### Exercise details
Show all lines of the listing that hold the word "this".

### Extracted material
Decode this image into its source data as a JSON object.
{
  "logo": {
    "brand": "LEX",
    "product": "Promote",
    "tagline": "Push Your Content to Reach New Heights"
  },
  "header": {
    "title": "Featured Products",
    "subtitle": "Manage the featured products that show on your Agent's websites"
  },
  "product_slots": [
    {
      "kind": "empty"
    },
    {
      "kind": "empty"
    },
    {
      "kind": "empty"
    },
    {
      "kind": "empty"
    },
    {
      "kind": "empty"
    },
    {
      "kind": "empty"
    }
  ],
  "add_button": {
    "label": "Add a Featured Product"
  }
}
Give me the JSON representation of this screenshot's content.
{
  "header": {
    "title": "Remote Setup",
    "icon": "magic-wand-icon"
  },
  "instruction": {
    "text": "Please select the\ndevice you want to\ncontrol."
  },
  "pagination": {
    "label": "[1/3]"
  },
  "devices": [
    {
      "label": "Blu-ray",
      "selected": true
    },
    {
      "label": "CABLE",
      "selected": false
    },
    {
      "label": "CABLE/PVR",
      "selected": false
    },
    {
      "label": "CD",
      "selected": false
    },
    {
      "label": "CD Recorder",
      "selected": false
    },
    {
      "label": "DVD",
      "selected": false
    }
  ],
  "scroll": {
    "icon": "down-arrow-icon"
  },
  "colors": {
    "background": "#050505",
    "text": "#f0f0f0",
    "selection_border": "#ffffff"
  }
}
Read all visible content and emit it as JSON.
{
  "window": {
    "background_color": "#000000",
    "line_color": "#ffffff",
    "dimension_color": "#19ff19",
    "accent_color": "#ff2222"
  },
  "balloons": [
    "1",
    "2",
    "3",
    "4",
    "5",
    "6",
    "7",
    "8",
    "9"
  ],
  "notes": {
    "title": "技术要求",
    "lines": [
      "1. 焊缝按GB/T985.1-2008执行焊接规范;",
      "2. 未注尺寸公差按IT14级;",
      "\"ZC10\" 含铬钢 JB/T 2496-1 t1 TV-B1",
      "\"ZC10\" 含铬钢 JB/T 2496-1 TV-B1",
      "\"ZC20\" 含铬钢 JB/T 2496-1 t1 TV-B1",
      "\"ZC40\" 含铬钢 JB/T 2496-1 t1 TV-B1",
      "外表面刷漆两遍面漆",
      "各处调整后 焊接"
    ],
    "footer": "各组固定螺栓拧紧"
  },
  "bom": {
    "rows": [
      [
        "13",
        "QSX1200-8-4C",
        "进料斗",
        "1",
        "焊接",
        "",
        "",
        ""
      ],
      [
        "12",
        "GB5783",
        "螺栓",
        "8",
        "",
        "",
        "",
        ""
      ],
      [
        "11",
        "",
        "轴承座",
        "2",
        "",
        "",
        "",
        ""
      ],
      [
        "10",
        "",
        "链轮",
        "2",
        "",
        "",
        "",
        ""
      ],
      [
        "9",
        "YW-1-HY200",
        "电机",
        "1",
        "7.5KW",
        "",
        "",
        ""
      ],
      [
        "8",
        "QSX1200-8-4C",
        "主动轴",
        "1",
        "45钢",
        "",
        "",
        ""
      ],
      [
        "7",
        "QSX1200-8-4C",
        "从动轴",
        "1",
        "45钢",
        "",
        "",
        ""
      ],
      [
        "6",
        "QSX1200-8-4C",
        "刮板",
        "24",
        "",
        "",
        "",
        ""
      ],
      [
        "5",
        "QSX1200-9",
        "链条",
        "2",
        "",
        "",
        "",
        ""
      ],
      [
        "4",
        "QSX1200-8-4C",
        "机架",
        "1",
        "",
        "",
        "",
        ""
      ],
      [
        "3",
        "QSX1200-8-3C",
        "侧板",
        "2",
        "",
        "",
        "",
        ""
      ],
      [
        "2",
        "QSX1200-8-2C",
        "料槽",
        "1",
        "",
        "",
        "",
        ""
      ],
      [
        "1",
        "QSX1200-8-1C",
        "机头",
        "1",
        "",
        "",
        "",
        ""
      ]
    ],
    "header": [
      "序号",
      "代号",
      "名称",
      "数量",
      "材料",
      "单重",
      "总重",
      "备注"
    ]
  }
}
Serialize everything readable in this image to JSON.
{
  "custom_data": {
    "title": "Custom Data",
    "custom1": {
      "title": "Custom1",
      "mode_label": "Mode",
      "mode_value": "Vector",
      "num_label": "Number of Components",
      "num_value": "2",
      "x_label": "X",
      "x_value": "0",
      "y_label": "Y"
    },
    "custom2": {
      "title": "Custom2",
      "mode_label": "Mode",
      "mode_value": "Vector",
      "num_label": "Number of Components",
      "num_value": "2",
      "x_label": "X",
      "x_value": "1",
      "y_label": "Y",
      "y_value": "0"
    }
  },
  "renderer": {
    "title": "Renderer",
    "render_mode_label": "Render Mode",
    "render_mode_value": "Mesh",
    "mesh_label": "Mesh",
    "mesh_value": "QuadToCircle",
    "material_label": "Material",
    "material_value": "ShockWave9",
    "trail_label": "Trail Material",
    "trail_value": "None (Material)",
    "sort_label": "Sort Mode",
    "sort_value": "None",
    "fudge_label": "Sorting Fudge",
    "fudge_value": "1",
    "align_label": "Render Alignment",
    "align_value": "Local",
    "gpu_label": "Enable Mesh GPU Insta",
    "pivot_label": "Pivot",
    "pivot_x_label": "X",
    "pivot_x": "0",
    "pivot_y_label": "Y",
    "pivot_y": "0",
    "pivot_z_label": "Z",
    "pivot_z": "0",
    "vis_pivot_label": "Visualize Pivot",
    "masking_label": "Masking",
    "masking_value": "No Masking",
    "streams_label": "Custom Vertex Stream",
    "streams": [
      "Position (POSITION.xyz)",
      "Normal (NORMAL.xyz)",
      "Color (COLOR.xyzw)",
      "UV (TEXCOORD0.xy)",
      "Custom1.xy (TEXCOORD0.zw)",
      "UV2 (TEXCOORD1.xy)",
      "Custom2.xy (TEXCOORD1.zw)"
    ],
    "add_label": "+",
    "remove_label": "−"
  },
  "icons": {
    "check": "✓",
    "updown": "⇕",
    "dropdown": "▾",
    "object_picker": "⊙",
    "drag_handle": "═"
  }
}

### Solution below
Decode this image into its source data as a JSON object.
Give me the JSON representation of this screenshot's content.
Serialize everything readable in this image to JSON.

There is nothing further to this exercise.